British EUROVISION participant Mae Muller rehearsed her song on a treadmill to prepare for the grand finale on Saturday.
Speaking to The Sun about her preparations, she said: “I was walking fast on the treadmill while I sang my song.
“It was really very difficult. It’s harder than it looks.”
On wanting to make the performance feel like “second nature,” she continued, “For me, one of the most important things about enjoying the whole thing is just being prepared so that when I go upstairs, I can just enjoy it.” walk, and that’s me. I don’t think of the steps or anything.”
She’s hired a special rehearsal space in Liverpool to practice her performance repeatedly, and it’s taking its toll.
When asked how many times she sang the track, which came out in March, mae said: “There must be hundreds. It has to be easy.
“This song, I hear it in my dreams, I hear it every time I close my eyes, but I wouldn’t want it any other way.”

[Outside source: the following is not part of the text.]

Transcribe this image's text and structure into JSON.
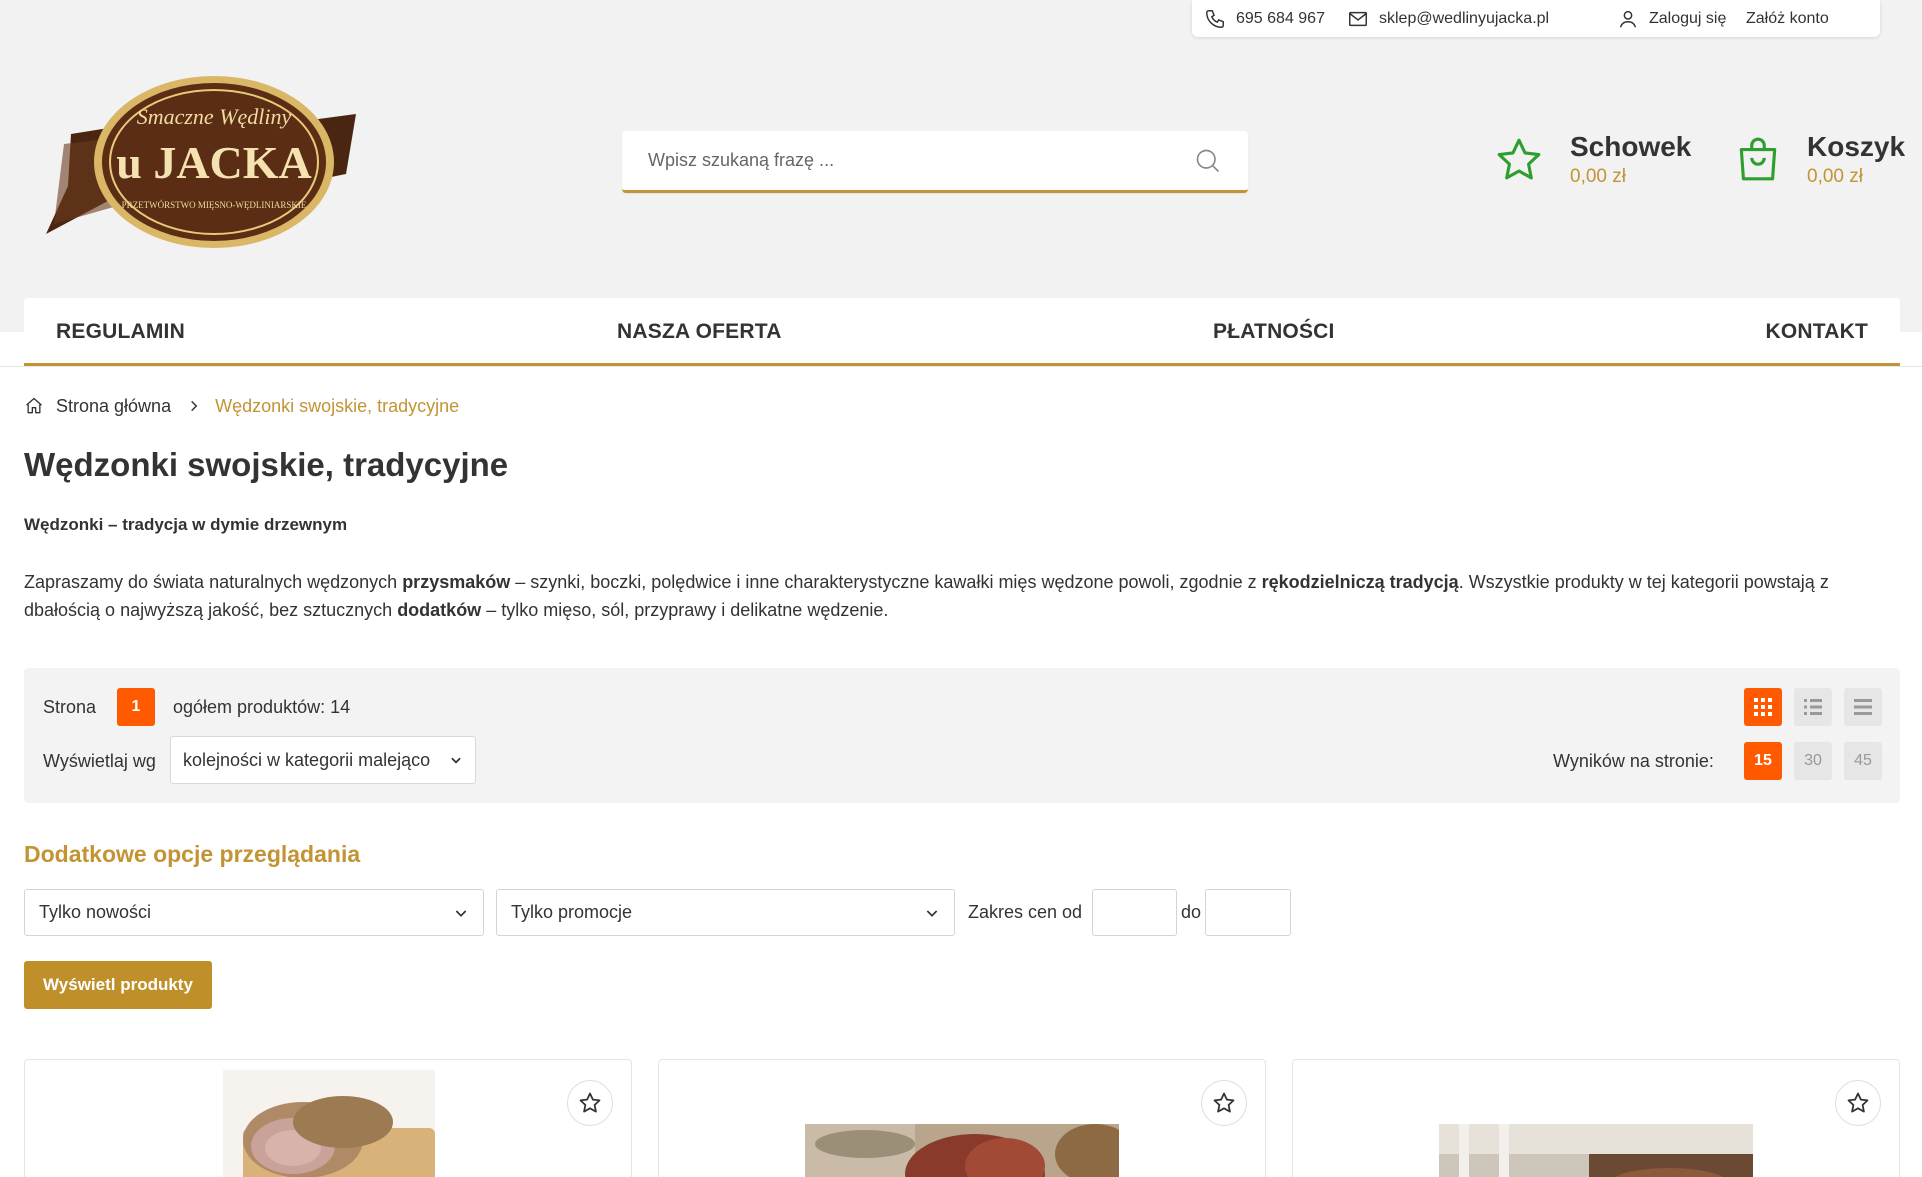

Britain has a difficult track record in the Eurovision Song Contest, not having made the top ten since 2009 before 33-year-old Sam Ryder changed our fortunes last year when he took second place with his song ‘Space Man’.
Now Mae wants to ensure that Britain remains successful in the competition.
When asked how she envisioned it, she said: “I’m positive.
“I think I’m in the top ten – that’s doable and I’d be very, very happy.
Obviously, the top 5 is the crème de la crème.
“I really believe in that song and I feel like we all worked really, really hard on the show, so I feel like we have a really good chance of doing well. I’ll say top ten – I think we have a good chance.
A total of 26 countries are taking part final on Saturdaywhich starts at 8pm on BBC One.
Despite the positive experience of taking part, she revealed she has been abused online since her announcement as a UK act – but is flouting it.
She explained: “Social media can be a bit tricky at times.
Everything is so available – all the nice stuff and when someone wants to be mean it’s so easy for them to be mean.
“But I think for me it’s always been a way of controlling how I want to present myself.
“I can connect with the fans very easily and whenever there have been moments where people have been a little mean I’ve found a way to undo it through social media.
“That really, really helped me.”
After the show ends on Saturday, she is planning a night out with Rylan Clark, 34, in Liverpool, who will be commentating on BBC One’s second semi-final tonight.
She added, “We kind of have to celebrate and I think Rylan is probably one of the best people to party with, so we’ll definitely be in town.”